I. Slutsky, S. Sadeghpour, B. Li, and G. Liu, “Enhancement of synaptic plasticity through chronically reduced Ca2+ flux during uncorrelated activity,” Neuron, 44, No. 5, 835-849 (2004). DOI:https://doi.org/10.1016/j.neuron.2004.11.013.
M. Rodriguez-Munoz, E. de la Torre-Madrid, P. Sanchez-Blazquez, et al., “NMDAR-nNOS generated zinc recruits PKC gamma to the HINT1-RGS17 complex bound to the C terminus of Mu-opioid receptors,” Cell. Signal., 20, No. 10, 1855-1864 (2008). DOI: https://doi.org/10.1016/j.cellsig.2008.06.015.
I. Slutsky, N. Abumaria, L. J. Wu, et al., “Enhancement of learning and memory by elevating brain magnesium,” Neuron, 65, No. 2, 165-77 (2010). DOI: https://doi.org/10.1016/j.neuron.2009.12.026.
About this article
Cite this article
Kesmati, M., Torabi, M., Pourreza, N. et al. Effects of Nanoparticle and Conventional-Size Suspensions of MgO and ZnO on Recognition Memory in Mice. Neurophysiology (2020). https://doi.org/10.1007/s11062-020-09847-4

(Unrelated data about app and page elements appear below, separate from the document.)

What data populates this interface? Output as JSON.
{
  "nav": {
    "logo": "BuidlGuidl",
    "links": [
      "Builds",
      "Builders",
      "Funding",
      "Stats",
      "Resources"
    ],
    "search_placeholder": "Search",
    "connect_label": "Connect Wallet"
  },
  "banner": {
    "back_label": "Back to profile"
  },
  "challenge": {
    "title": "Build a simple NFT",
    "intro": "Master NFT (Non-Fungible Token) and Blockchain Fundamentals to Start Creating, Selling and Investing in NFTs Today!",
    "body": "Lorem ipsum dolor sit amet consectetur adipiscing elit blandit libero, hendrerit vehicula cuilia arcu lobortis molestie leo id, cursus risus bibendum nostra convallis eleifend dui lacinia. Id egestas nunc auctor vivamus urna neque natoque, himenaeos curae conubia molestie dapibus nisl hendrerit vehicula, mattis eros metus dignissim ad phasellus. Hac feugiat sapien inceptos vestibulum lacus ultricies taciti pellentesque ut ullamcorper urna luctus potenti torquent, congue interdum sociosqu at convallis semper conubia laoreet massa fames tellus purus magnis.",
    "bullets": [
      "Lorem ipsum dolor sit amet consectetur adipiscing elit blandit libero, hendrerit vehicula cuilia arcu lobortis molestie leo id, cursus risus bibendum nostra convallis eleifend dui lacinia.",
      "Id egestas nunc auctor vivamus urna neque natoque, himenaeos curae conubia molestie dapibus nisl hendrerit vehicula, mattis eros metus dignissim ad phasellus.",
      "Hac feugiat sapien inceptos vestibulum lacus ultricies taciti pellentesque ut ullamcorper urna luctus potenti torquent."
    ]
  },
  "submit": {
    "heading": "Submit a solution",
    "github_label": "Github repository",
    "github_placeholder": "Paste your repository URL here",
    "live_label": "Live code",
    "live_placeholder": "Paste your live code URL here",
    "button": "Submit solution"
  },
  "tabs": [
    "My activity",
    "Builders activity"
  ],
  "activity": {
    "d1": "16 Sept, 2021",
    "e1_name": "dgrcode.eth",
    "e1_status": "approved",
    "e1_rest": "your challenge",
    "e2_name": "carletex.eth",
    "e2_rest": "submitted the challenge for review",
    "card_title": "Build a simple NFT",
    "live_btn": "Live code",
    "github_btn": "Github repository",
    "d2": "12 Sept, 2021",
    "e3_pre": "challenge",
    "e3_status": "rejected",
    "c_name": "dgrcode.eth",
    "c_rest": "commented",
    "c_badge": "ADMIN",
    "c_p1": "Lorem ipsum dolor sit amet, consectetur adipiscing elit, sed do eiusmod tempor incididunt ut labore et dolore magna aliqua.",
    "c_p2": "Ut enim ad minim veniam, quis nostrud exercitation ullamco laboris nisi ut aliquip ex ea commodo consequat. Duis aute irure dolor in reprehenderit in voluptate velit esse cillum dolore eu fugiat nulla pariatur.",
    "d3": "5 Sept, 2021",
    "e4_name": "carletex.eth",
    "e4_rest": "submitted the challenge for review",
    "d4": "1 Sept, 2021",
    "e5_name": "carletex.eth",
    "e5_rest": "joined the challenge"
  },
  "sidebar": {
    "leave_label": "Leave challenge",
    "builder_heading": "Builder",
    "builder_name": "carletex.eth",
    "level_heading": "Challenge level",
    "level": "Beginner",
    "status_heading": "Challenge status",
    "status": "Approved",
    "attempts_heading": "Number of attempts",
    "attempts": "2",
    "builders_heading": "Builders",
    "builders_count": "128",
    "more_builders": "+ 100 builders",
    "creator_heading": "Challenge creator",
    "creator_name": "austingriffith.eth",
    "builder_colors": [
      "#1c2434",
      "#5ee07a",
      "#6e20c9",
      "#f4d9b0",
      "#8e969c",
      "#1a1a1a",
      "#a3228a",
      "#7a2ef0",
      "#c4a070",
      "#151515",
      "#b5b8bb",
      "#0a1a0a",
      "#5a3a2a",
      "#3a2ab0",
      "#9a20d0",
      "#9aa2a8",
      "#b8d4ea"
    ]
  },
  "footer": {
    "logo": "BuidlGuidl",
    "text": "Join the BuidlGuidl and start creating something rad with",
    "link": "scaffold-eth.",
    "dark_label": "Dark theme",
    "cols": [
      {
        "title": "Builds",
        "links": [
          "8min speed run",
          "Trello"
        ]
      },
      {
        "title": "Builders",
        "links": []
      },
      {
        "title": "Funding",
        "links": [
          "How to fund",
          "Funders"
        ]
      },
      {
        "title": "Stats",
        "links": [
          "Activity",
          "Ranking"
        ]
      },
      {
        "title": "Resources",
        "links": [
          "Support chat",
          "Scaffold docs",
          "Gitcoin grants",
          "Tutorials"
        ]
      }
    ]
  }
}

- conventional suspensions
- recognition memory
- novel object recognition